#### Work to complete:
Only an exact repeat of the listing, without its images, counts as the answer.

▬▬▬▬▬▬

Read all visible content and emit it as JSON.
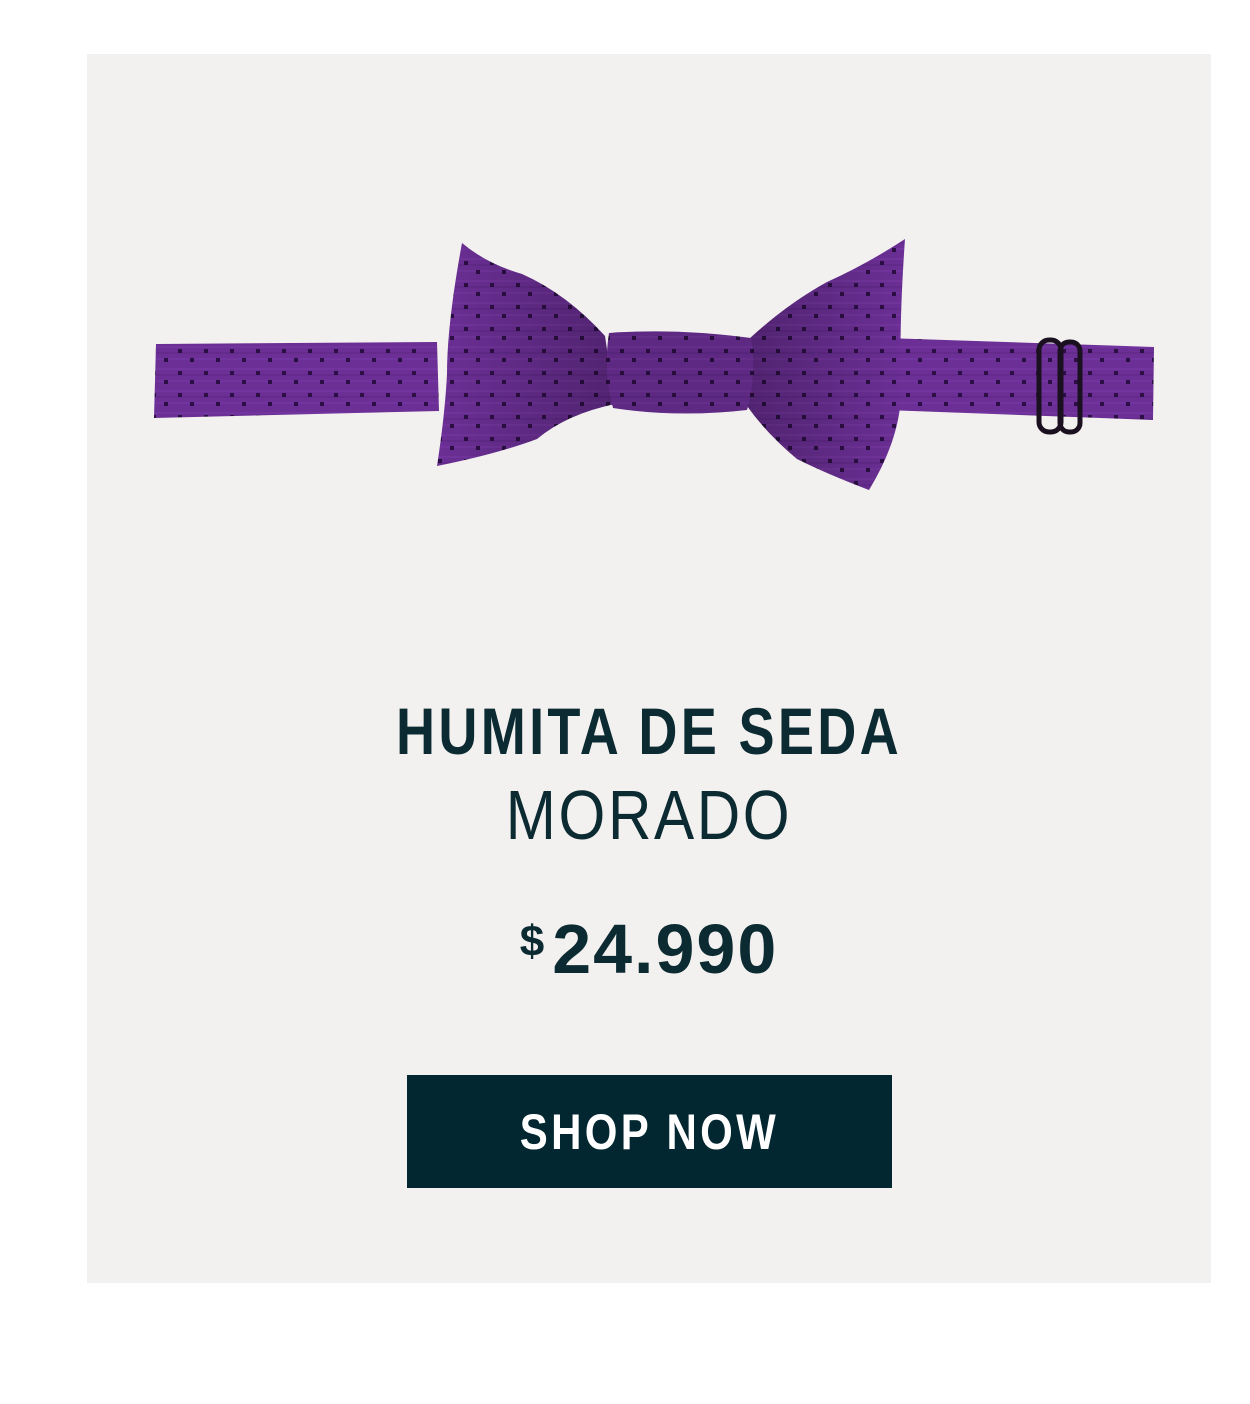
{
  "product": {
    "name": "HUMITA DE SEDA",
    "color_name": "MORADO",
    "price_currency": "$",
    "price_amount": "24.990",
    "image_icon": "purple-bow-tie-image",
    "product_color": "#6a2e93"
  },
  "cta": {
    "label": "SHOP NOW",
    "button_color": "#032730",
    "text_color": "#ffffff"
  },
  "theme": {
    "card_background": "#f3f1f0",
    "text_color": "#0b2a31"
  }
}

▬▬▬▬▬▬

#### Answer:
Read all visible content and emit it as JSON.
{
  "product": {
    "name": "HUMITA DE SEDA",
    "color_name": "MORADO",
    "price_currency": "$",
    "price_amount": "24.990",
    "image_icon": "purple-bow-tie-image",
    "product_color": "#6a2e93"
  },
  "cta": {
    "label": "SHOP NOW",
    "button_color": "#032730",
    "text_color": "#ffffff"
  },
  "theme": {
    "card_background": "#f3f1f0",
    "text_color": "#0b2a31"
  }
}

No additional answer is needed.